Within the entries below, how many lines carry the word "Nedir"? State the number and stop.

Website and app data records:
**********
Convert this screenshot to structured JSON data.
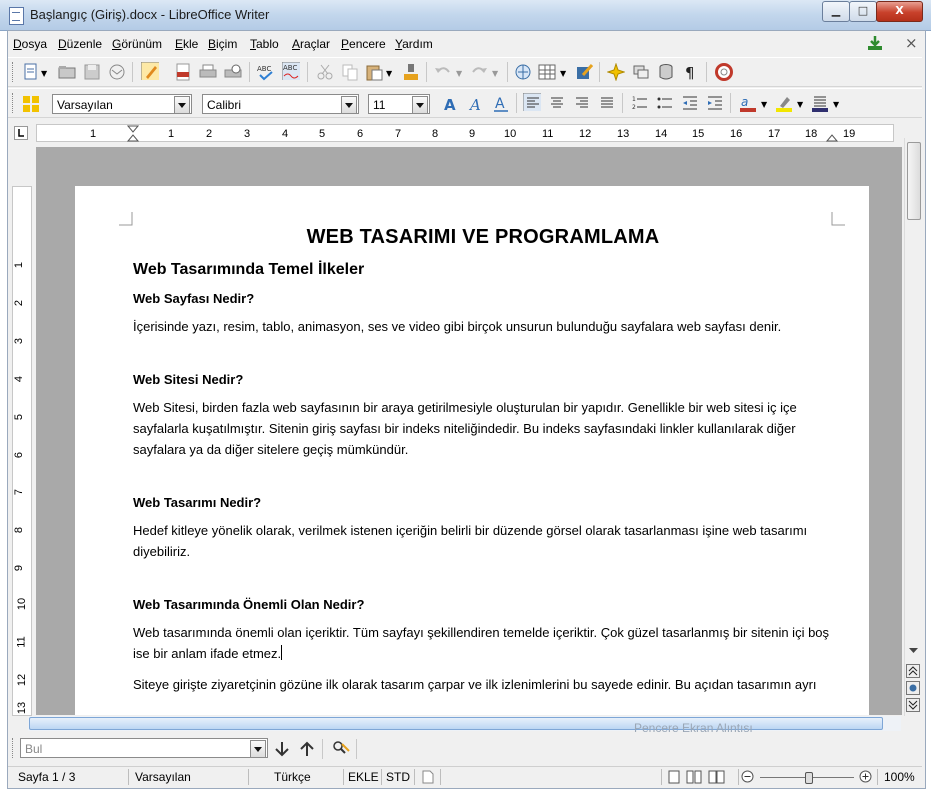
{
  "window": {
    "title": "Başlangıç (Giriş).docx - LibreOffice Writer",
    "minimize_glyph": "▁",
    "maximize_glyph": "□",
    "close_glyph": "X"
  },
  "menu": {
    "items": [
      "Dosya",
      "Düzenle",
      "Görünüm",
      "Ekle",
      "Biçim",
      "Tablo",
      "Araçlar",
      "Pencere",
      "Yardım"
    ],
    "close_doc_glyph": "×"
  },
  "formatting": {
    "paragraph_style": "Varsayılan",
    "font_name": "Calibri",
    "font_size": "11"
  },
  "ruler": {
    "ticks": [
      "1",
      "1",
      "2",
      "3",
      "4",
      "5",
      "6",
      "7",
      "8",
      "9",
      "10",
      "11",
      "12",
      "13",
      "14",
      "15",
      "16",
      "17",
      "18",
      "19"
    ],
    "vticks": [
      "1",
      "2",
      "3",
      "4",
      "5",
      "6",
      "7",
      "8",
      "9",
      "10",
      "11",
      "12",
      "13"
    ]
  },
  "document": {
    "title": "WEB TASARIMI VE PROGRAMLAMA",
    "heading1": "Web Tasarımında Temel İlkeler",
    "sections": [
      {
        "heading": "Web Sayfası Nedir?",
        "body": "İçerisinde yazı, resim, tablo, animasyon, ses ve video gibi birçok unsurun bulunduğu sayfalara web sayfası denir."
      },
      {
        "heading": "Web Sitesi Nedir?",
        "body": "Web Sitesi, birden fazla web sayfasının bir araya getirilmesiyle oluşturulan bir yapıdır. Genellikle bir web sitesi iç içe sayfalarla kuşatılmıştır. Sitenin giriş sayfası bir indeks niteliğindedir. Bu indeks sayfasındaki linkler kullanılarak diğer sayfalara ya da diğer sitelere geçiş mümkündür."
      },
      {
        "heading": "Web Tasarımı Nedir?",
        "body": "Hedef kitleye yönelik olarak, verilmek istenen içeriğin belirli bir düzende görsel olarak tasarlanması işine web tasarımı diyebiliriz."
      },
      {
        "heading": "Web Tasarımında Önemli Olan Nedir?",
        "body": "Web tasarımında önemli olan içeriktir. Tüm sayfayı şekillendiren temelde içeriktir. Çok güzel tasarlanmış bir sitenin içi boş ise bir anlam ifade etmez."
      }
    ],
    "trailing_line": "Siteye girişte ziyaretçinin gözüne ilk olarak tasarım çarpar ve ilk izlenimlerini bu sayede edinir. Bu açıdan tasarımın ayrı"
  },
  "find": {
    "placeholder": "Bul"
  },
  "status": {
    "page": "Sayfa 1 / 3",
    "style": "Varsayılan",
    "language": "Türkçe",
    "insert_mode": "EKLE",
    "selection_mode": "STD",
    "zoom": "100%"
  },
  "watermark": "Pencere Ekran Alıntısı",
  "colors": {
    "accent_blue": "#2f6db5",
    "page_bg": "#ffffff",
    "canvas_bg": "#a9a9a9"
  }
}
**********
(PROBLEM SOLUTION): 4